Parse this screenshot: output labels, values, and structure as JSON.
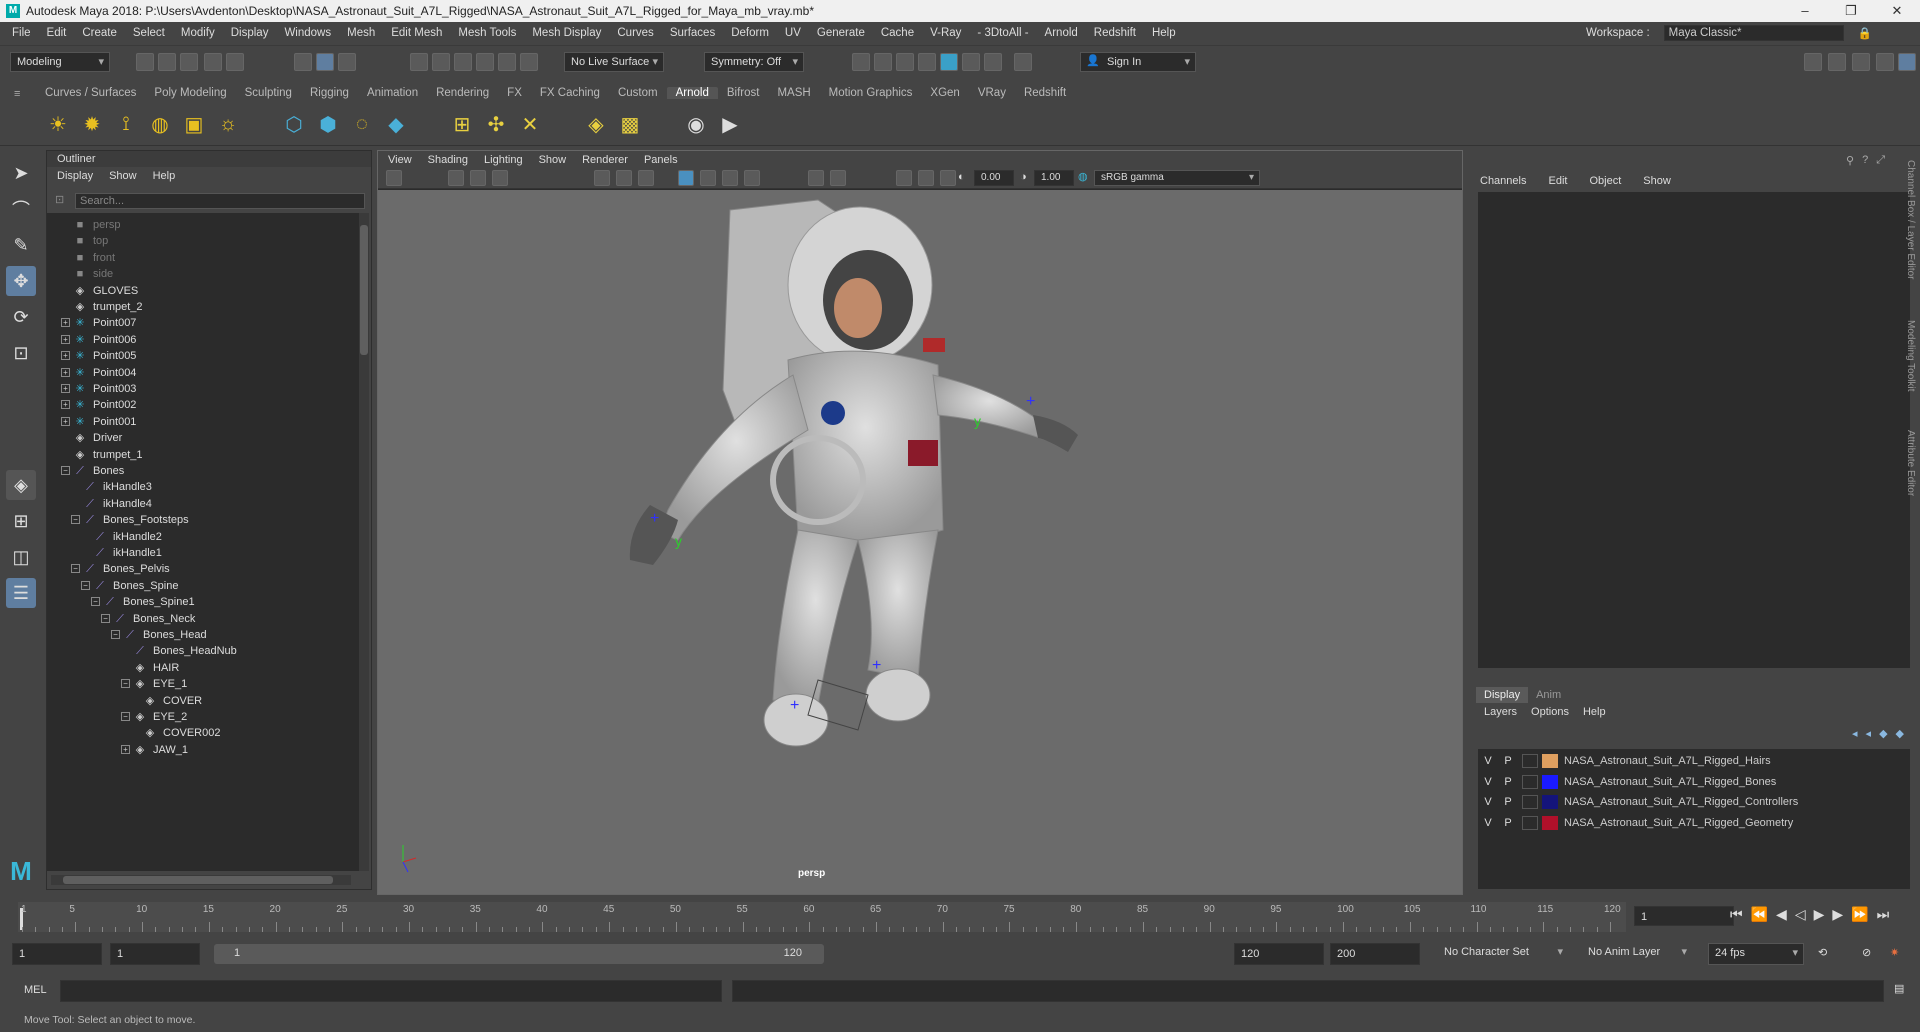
{
  "app": {
    "title": "Autodesk Maya 2018: P:\\Users\\Avdenton\\Desktop\\NASA_Astronaut_Suit_A7L_Rigged\\NASA_Astronaut_Suit_A7L_Rigged_for_Maya_mb_vray.mb*",
    "logo_letter": "M"
  },
  "menus": [
    "File",
    "Edit",
    "Create",
    "Select",
    "Modify",
    "Display",
    "Windows",
    "Mesh",
    "Edit Mesh",
    "Mesh Tools",
    "Mesh Display",
    "Curves",
    "Surfaces",
    "Deform",
    "UV",
    "Generate",
    "Cache",
    "V-Ray",
    "- 3DtoAll -",
    "Arnold",
    "Redshift",
    "Help"
  ],
  "workspace": {
    "label": "Workspace :",
    "value": "Maya Classic*"
  },
  "status": {
    "mode": "Modeling",
    "live_surface": "No Live Surface",
    "symmetry": "Symmetry: Off",
    "sign_in": "Sign In"
  },
  "shelf_tabs": [
    "Curves / Surfaces",
    "Poly Modeling",
    "Sculpting",
    "Rigging",
    "Animation",
    "Rendering",
    "FX",
    "FX Caching",
    "Custom",
    "Arnold",
    "Bifrost",
    "MASH",
    "Motion Graphics",
    "XGen",
    "VRay",
    "Redshift"
  ],
  "shelf_active": "Arnold",
  "outliner": {
    "title": "Outliner",
    "menu": [
      "Display",
      "Show",
      "Help"
    ],
    "search_placeholder": "Search...",
    "items": [
      {
        "label": "persp",
        "indent": 0,
        "icon": "camera",
        "dim": true
      },
      {
        "label": "top",
        "indent": 0,
        "icon": "camera",
        "dim": true
      },
      {
        "label": "front",
        "indent": 0,
        "icon": "camera",
        "dim": true
      },
      {
        "label": "side",
        "indent": 0,
        "icon": "camera",
        "dim": true
      },
      {
        "label": "GLOVES",
        "indent": 0,
        "icon": "transform"
      },
      {
        "label": "trumpet_2",
        "indent": 0,
        "icon": "transform"
      },
      {
        "label": "Point007",
        "indent": 0,
        "icon": "light",
        "exp": "+"
      },
      {
        "label": "Point006",
        "indent": 0,
        "icon": "light",
        "exp": "+"
      },
      {
        "label": "Point005",
        "indent": 0,
        "icon": "light",
        "exp": "+"
      },
      {
        "label": "Point004",
        "indent": 0,
        "icon": "light",
        "exp": "+"
      },
      {
        "label": "Point003",
        "indent": 0,
        "icon": "light",
        "exp": "+"
      },
      {
        "label": "Point002",
        "indent": 0,
        "icon": "light",
        "exp": "+"
      },
      {
        "label": "Point001",
        "indent": 0,
        "icon": "light",
        "exp": "+"
      },
      {
        "label": "Driver",
        "indent": 0,
        "icon": "transform"
      },
      {
        "label": "trumpet_1",
        "indent": 0,
        "icon": "transform"
      },
      {
        "label": "Bones",
        "indent": 0,
        "icon": "joint",
        "exp": "-"
      },
      {
        "label": "ikHandle3",
        "indent": 1,
        "icon": "joint"
      },
      {
        "label": "ikHandle4",
        "indent": 1,
        "icon": "joint"
      },
      {
        "label": "Bones_Footsteps",
        "indent": 1,
        "icon": "joint",
        "exp": "-"
      },
      {
        "label": "ikHandle2",
        "indent": 2,
        "icon": "joint"
      },
      {
        "label": "ikHandle1",
        "indent": 2,
        "icon": "joint"
      },
      {
        "label": "Bones_Pelvis",
        "indent": 1,
        "icon": "joint",
        "exp": "-"
      },
      {
        "label": "Bones_Spine",
        "indent": 2,
        "icon": "joint",
        "exp": "-"
      },
      {
        "label": "Bones_Spine1",
        "indent": 3,
        "icon": "joint",
        "exp": "-"
      },
      {
        "label": "Bones_Neck",
        "indent": 4,
        "icon": "joint",
        "exp": "-"
      },
      {
        "label": "Bones_Head",
        "indent": 5,
        "icon": "joint",
        "exp": "-"
      },
      {
        "label": "Bones_HeadNub",
        "indent": 6,
        "icon": "joint"
      },
      {
        "label": "HAIR",
        "indent": 6,
        "icon": "transform"
      },
      {
        "label": "EYE_1",
        "indent": 6,
        "icon": "transform",
        "exp": "-"
      },
      {
        "label": "COVER",
        "indent": 7,
        "icon": "transform"
      },
      {
        "label": "EYE_2",
        "indent": 6,
        "icon": "transform",
        "exp": "-"
      },
      {
        "label": "COVER002",
        "indent": 7,
        "icon": "transform"
      },
      {
        "label": "JAW_1",
        "indent": 6,
        "icon": "transform",
        "exp": "+"
      }
    ]
  },
  "viewport": {
    "menu": [
      "View",
      "Shading",
      "Lighting",
      "Show",
      "Renderer",
      "Panels"
    ],
    "exposure": "0.00",
    "gamma": "1.00",
    "colorspace": "sRGB gamma",
    "camera_label": "persp"
  },
  "channel_box": {
    "menu": [
      "Channels",
      "Edit",
      "Object",
      "Show"
    ]
  },
  "layers": {
    "tabs": [
      "Display",
      "Anim"
    ],
    "menu": [
      "Layers",
      "Options",
      "Help"
    ],
    "rows": [
      {
        "v": "V",
        "p": "P",
        "color": "#e0a060",
        "name": "NASA_Astronaut_Suit_A7L_Rigged_Hairs"
      },
      {
        "v": "V",
        "p": "P",
        "color": "#1a1aff",
        "name": "NASA_Astronaut_Suit_A7L_Rigged_Bones"
      },
      {
        "v": "V",
        "p": "P",
        "color": "#14147a",
        "name": "NASA_Astronaut_Suit_A7L_Rigged_Controllers"
      },
      {
        "v": "V",
        "p": "P",
        "color": "#b0102a",
        "name": "NASA_Astronaut_Suit_A7L_Rigged_Geometry"
      }
    ]
  },
  "side_tabs": [
    "Channel Box / Layer Editor",
    "Modeling Toolkit",
    "Attribute Editor"
  ],
  "timeline": {
    "ticks": [
      "5",
      "10",
      "15",
      "20",
      "25",
      "30",
      "35",
      "40",
      "45",
      "50",
      "55",
      "60",
      "65",
      "70",
      "75",
      "80",
      "85",
      "90",
      "95",
      "100",
      "105",
      "110",
      "115",
      "120"
    ],
    "start_tick": "1",
    "current_frame": "1"
  },
  "range": {
    "start": "1",
    "playback_start": "1",
    "slider_start": "1",
    "slider_end": "120",
    "playback_end": "120",
    "end": "200",
    "character_set": "No Character Set",
    "anim_layer": "No Anim Layer",
    "fps": "24 fps"
  },
  "mel_label": "MEL",
  "help_text": "Move Tool: Select an object to move."
}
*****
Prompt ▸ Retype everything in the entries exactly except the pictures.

Answer box ▸
Parse this screenshot: output labels, values, and structure as JSON.
{
  "app": {
    "title": "Autodesk Maya 2018: P:\\Users\\Avdenton\\Desktop\\NASA_Astronaut_Suit_A7L_Rigged\\NASA_Astronaut_Suit_A7L_Rigged_for_Maya_mb_vray.mb*",
    "logo_letter": "M"
  },
  "menus": [
    "File",
    "Edit",
    "Create",
    "Select",
    "Modify",
    "Display",
    "Windows",
    "Mesh",
    "Edit Mesh",
    "Mesh Tools",
    "Mesh Display",
    "Curves",
    "Surfaces",
    "Deform",
    "UV",
    "Generate",
    "Cache",
    "V-Ray",
    "- 3DtoAll -",
    "Arnold",
    "Redshift",
    "Help"
  ],
  "workspace": {
    "label": "Workspace :",
    "value": "Maya Classic*"
  },
  "status": {
    "mode": "Modeling",
    "live_surface": "No Live Surface",
    "symmetry": "Symmetry: Off",
    "sign_in": "Sign In"
  },
  "shelf_tabs": [
    "Curves / Surfaces",
    "Poly Modeling",
    "Sculpting",
    "Rigging",
    "Animation",
    "Rendering",
    "FX",
    "FX Caching",
    "Custom",
    "Arnold",
    "Bifrost",
    "MASH",
    "Motion Graphics",
    "XGen",
    "VRay",
    "Redshift"
  ],
  "shelf_active": "Arnold",
  "outliner": {
    "title": "Outliner",
    "menu": [
      "Display",
      "Show",
      "Help"
    ],
    "search_placeholder": "Search...",
    "items": [
      {
        "label": "persp",
        "indent": 0,
        "icon": "camera",
        "dim": true
      },
      {
        "label": "top",
        "indent": 0,
        "icon": "camera",
        "dim": true
      },
      {
        "label": "front",
        "indent": 0,
        "icon": "camera",
        "dim": true
      },
      {
        "label": "side",
        "indent": 0,
        "icon": "camera",
        "dim": true
      },
      {
        "label": "GLOVES",
        "indent": 0,
        "icon": "transform"
      },
      {
        "label": "trumpet_2",
        "indent": 0,
        "icon": "transform"
      },
      {
        "label": "Point007",
        "indent": 0,
        "icon": "light",
        "exp": "+"
      },
      {
        "label": "Point006",
        "indent": 0,
        "icon": "light",
        "exp": "+"
      },
      {
        "label": "Point005",
        "indent": 0,
        "icon": "light",
        "exp": "+"
      },
      {
        "label": "Point004",
        "indent": 0,
        "icon": "light",
        "exp": "+"
      },
      {
        "label": "Point003",
        "indent": 0,
        "icon": "light",
        "exp": "+"
      },
      {
        "label": "Point002",
        "indent": 0,
        "icon": "light",
        "exp": "+"
      },
      {
        "label": "Point001",
        "indent": 0,
        "icon": "light",
        "exp": "+"
      },
      {
        "label": "Driver",
        "indent": 0,
        "icon": "transform"
      },
      {
        "label": "trumpet_1",
        "indent": 0,
        "icon": "transform"
      },
      {
        "label": "Bones",
        "indent": 0,
        "icon": "joint",
        "exp": "-"
      },
      {
        "label": "ikHandle3",
        "indent": 1,
        "icon": "joint"
      },
      {
        "label": "ikHandle4",
        "indent": 1,
        "icon": "joint"
      },
      {
        "label": "Bones_Footsteps",
        "indent": 1,
        "icon": "joint",
        "exp": "-"
      },
      {
        "label": "ikHandle2",
        "indent": 2,
        "icon": "joint"
      },
      {
        "label": "ikHandle1",
        "indent": 2,
        "icon": "joint"
      },
      {
        "label": "Bones_Pelvis",
        "indent": 1,
        "icon": "joint",
        "exp": "-"
      },
      {
        "label": "Bones_Spine",
        "indent": 2,
        "icon": "joint",
        "exp": "-"
      },
      {
        "label": "Bones_Spine1",
        "indent": 3,
        "icon": "joint",
        "exp": "-"
      },
      {
        "label": "Bones_Neck",
        "indent": 4,
        "icon": "joint",
        "exp": "-"
      },
      {
        "label": "Bones_Head",
        "indent": 5,
        "icon": "joint",
        "exp": "-"
      },
      {
        "label": "Bones_HeadNub",
        "indent": 6,
        "icon": "joint"
      },
      {
        "label": "HAIR",
        "indent": 6,
        "icon": "transform"
      },
      {
        "label": "EYE_1",
        "indent": 6,
        "icon": "transform",
        "exp": "-"
      },
      {
        "label": "COVER",
        "indent": 7,
        "icon": "transform"
      },
      {
        "label": "EYE_2",
        "indent": 6,
        "icon": "transform",
        "exp": "-"
      },
      {
        "label": "COVER002",
        "indent": 7,
        "icon": "transform"
      },
      {
        "label": "JAW_1",
        "indent": 6,
        "icon": "transform",
        "exp": "+"
      }
    ]
  },
  "viewport": {
    "menu": [
      "View",
      "Shading",
      "Lighting",
      "Show",
      "Renderer",
      "Panels"
    ],
    "exposure": "0.00",
    "gamma": "1.00",
    "colorspace": "sRGB gamma",
    "camera_label": "persp"
  },
  "channel_box": {
    "menu": [
      "Channels",
      "Edit",
      "Object",
      "Show"
    ]
  },
  "layers": {
    "tabs": [
      "Display",
      "Anim"
    ],
    "menu": [
      "Layers",
      "Options",
      "Help"
    ],
    "rows": [
      {
        "v": "V",
        "p": "P",
        "color": "#e0a060",
        "name": "NASA_Astronaut_Suit_A7L_Rigged_Hairs"
      },
      {
        "v": "V",
        "p": "P",
        "color": "#1a1aff",
        "name": "NASA_Astronaut_Suit_A7L_Rigged_Bones"
      },
      {
        "v": "V",
        "p": "P",
        "color": "#14147a",
        "name": "NASA_Astronaut_Suit_A7L_Rigged_Controllers"
      },
      {
        "v": "V",
        "p": "P",
        "color": "#b0102a",
        "name": "NASA_Astronaut_Suit_A7L_Rigged_Geometry"
      }
    ]
  },
  "side_tabs": [
    "Channel Box / Layer Editor",
    "Modeling Toolkit",
    "Attribute Editor"
  ],
  "timeline": {
    "ticks": [
      "5",
      "10",
      "15",
      "20",
      "25",
      "30",
      "35",
      "40",
      "45",
      "50",
      "55",
      "60",
      "65",
      "70",
      "75",
      "80",
      "85",
      "90",
      "95",
      "100",
      "105",
      "110",
      "115",
      "120"
    ],
    "start_tick": "1",
    "current_frame": "1"
  },
  "range": {
    "start": "1",
    "playback_start": "1",
    "slider_start": "1",
    "slider_end": "120",
    "playback_end": "120",
    "end": "200",
    "character_set": "No Character Set",
    "anim_layer": "No Anim Layer",
    "fps": "24 fps"
  },
  "mel_label": "MEL",
  "help_text": "Move Tool: Select an object to move."
}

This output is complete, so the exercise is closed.